In light of the skyrocketing expenditures for prescription drugs–US consumers spent $216 billion on prescription drugs last year, up 11.5% in a year (according to IMS Health)–Dr. Lester Crawford’s claim that Daniel Troy’s “reforms” saved consumers $35 billion, is not credible.
Contact: Vera Hassner Sharav
To: FDA All-Hands
From: Acting Commissioner of Food and Drugs
Date: November 16, 2004
It is with mixed emotions that I announce today the resignation of Daniel E. Troy, Chief Counsel of the Food and Drug Administration and of the Food & Drug Division of the Department’s Office of the General Counsel.
Since August 2001, Dan has served the Agency with tireless dedication. Shortly after Dan’s arrival, he faced his first major challenge, assisting the Agency in addressing the myriad public health dimensions of the terrorist attacks of September 11, 2001. Thereafter, he provided excellent legal support to the Agency as we responded to the anthrax attacks and reoriented the Agency to its new counterterrorism responsibilities.
Dan’s legal acumen has equally benefited FDA’s programs aimed at carrying out the Agency’s traditional public health mission. Among his many notable accomplishments are a major package of reforms to the Hatch-Waxman amendments to the Federal Food, Drug and Cosmetic Act, which are estimated to save drug consumers $35 billion over ten years.
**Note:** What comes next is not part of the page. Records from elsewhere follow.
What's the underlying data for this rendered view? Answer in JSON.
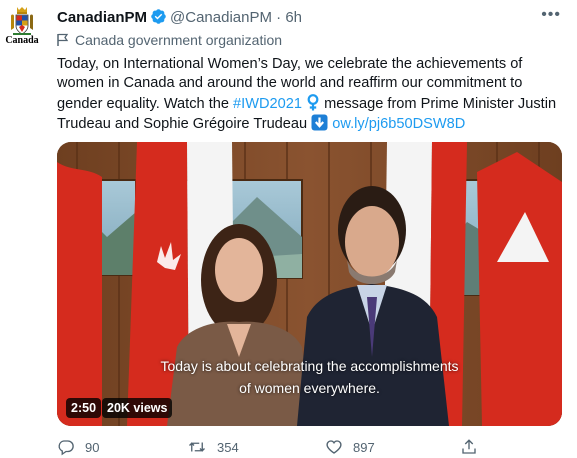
{
  "account": {
    "name": "CanadianPM",
    "handle": "@CanadianPM",
    "separator": "·",
    "time": "6h",
    "avatar_wordmark": "Canada",
    "label": "Canada government organization"
  },
  "tweet": {
    "text_1": "Today, on International Women’s Day, we celebrate the achievements of women in Canada and around the world and reaffirm our commitment to gender equality. Watch the ",
    "hashtag": "#IWD2021",
    "text_2": " message from Prime Minister Justin Trudeau and Sophie Grégoire Trudeau ",
    "link": "ow.ly/pj6b50DSW8D"
  },
  "media": {
    "caption_line_1": "Today is about celebrating the accomplishments",
    "caption_line_2": "of women everywhere.",
    "duration": "2:50",
    "views": "20K views"
  },
  "actions": {
    "replies": "90",
    "retweets": "354",
    "likes": "897"
  },
  "colors": {
    "link": "#1d9bf0",
    "verified": "#1d9bf0",
    "secondary_text": "#536471",
    "flag_red": "#d52b1e",
    "venus_symbol": "#1d9bf0"
  },
  "icons": [
    "canada-coat-of-arms-icon",
    "verified-badge-icon",
    "more-icon",
    "government-flag-icon",
    "venus-symbol-icon",
    "down-arrow-icon",
    "reply-icon",
    "retweet-icon",
    "like-icon",
    "share-icon"
  ]
}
Dan has also put his personal reputation on the line defending the Agency’s prerogatives from intrusion by courts applying state law in product liability actions. I endorse this practice, and believe the policy is the correct one for the public health.
In my estimation, Dan’s principal legacy is having instilled in the Agency a deep and abiding respect for the rule of law, and for the limitations imposed on FDA by the Constitution, especially the First Amendment, and by our own enabling statutes. Dan embraced the responsibility, as befits an agency’s top lawyer, of helping FDA achieve our public health mission with respect for the powers Congress has — and has not — given us.
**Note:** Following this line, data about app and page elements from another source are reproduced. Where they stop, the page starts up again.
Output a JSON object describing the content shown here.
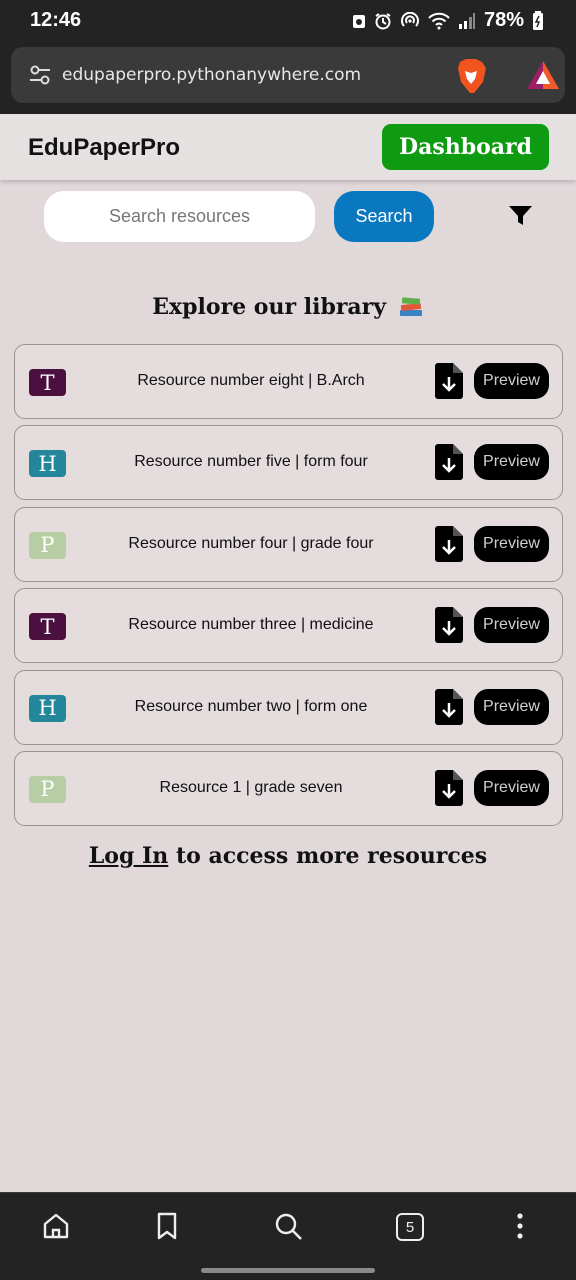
{
  "status_bar": {
    "time": "12:46",
    "battery": "78%"
  },
  "browser": {
    "url": "edupaperpro.pythonanywhere.com",
    "tab_count": "5"
  },
  "header": {
    "brand": "EduPaperPro",
    "dashboard_label": "Dashboard"
  },
  "search": {
    "placeholder": "Search resources",
    "button_label": "Search"
  },
  "library": {
    "title": "Explore our library"
  },
  "resources": [
    {
      "badge": "T",
      "badge_color": "#4b1040",
      "title": "Resource number eight | B.Arch",
      "preview_label": "Preview"
    },
    {
      "badge": "H",
      "badge_color": "#23869b",
      "title": "Resource number five | form four",
      "preview_label": "Preview"
    },
    {
      "badge": "P",
      "badge_color": "#b7cda3",
      "title": "Resource number four | grade four",
      "preview_label": "Preview"
    },
    {
      "badge": "T",
      "badge_color": "#4b1040",
      "title": "Resource number three | medicine",
      "preview_label": "Preview"
    },
    {
      "badge": "H",
      "badge_color": "#23869b",
      "title": "Resource number two | form one",
      "preview_label": "Preview"
    },
    {
      "badge": "P",
      "badge_color": "#b7cda3",
      "title": "Resource 1 | grade seven",
      "preview_label": "Preview"
    }
  ],
  "footer_prompt": {
    "link_label": "Log In",
    "text": " to access more resources"
  },
  "colors": {
    "dashboard_green": "#0f9b11",
    "search_blue": "#0a78c0",
    "page_bg": "#e0d8d9"
  }
}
Throughout Dan’s tenure, he has given of himself and his time with utmost generosity and good humor. I am deeply sorry to lose his wise counsel and steadfast support. I am also sorry that he will be joined in his departure by his Special Assistant, Coleen Klasmeier. My regret at losing these two unparalleled talents is equaled only by the certainty that, wherever they land, they will continue to distinguish themselves as principled, hard-working, and brilliant attorneys.
Please join me in thanking Dan and Coleen for all their hard work and in wishing them, and their families, all the best.
Lester M. Crawford, DVM, PhD